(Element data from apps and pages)
....
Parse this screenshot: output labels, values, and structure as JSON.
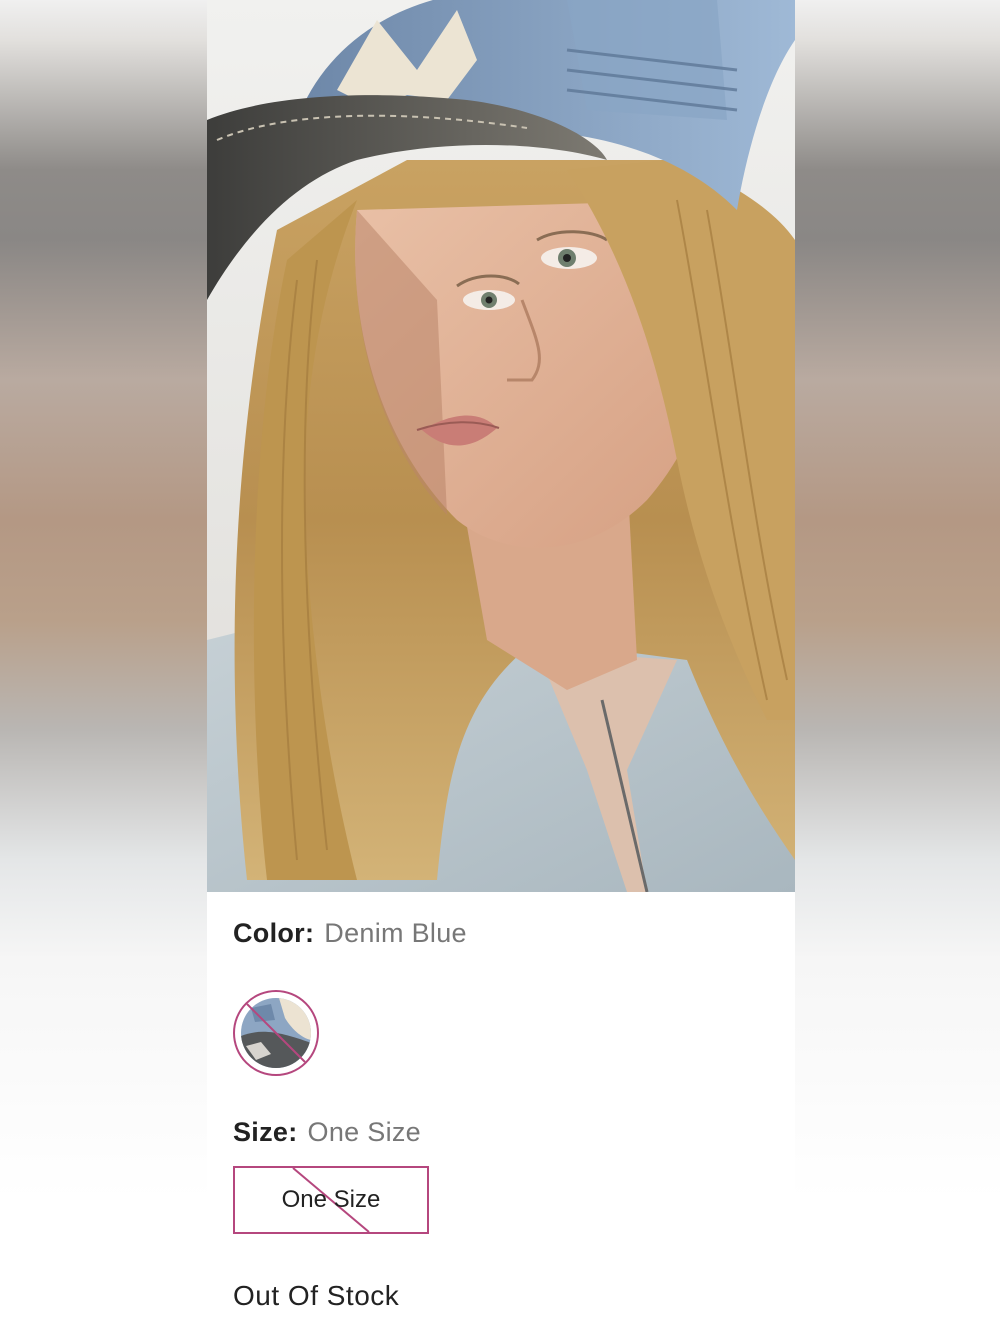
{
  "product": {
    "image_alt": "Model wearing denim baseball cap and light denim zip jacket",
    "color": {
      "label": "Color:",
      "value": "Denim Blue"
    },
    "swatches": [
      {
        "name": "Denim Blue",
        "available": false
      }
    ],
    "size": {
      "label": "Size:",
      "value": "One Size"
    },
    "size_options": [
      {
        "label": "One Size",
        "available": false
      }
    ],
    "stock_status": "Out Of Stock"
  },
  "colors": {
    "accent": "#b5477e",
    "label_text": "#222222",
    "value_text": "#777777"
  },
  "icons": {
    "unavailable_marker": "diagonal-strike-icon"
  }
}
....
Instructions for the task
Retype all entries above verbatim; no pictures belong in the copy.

Expected answer
Parse this screenshot: output labels, values, and structure as JSON.
{
  "product": {
    "image_alt": "Model wearing denim baseball cap and light denim zip jacket",
    "color": {
      "label": "Color:",
      "value": "Denim Blue"
    },
    "swatches": [
      {
        "name": "Denim Blue",
        "available": false
      }
    ],
    "size": {
      "label": "Size:",
      "value": "One Size"
    },
    "size_options": [
      {
        "label": "One Size",
        "available": false
      }
    ],
    "stock_status": "Out Of Stock"
  },
  "colors": {
    "accent": "#b5477e",
    "label_text": "#222222",
    "value_text": "#777777"
  },
  "icons": {
    "unavailable_marker": "diagonal-strike-icon"
  }
}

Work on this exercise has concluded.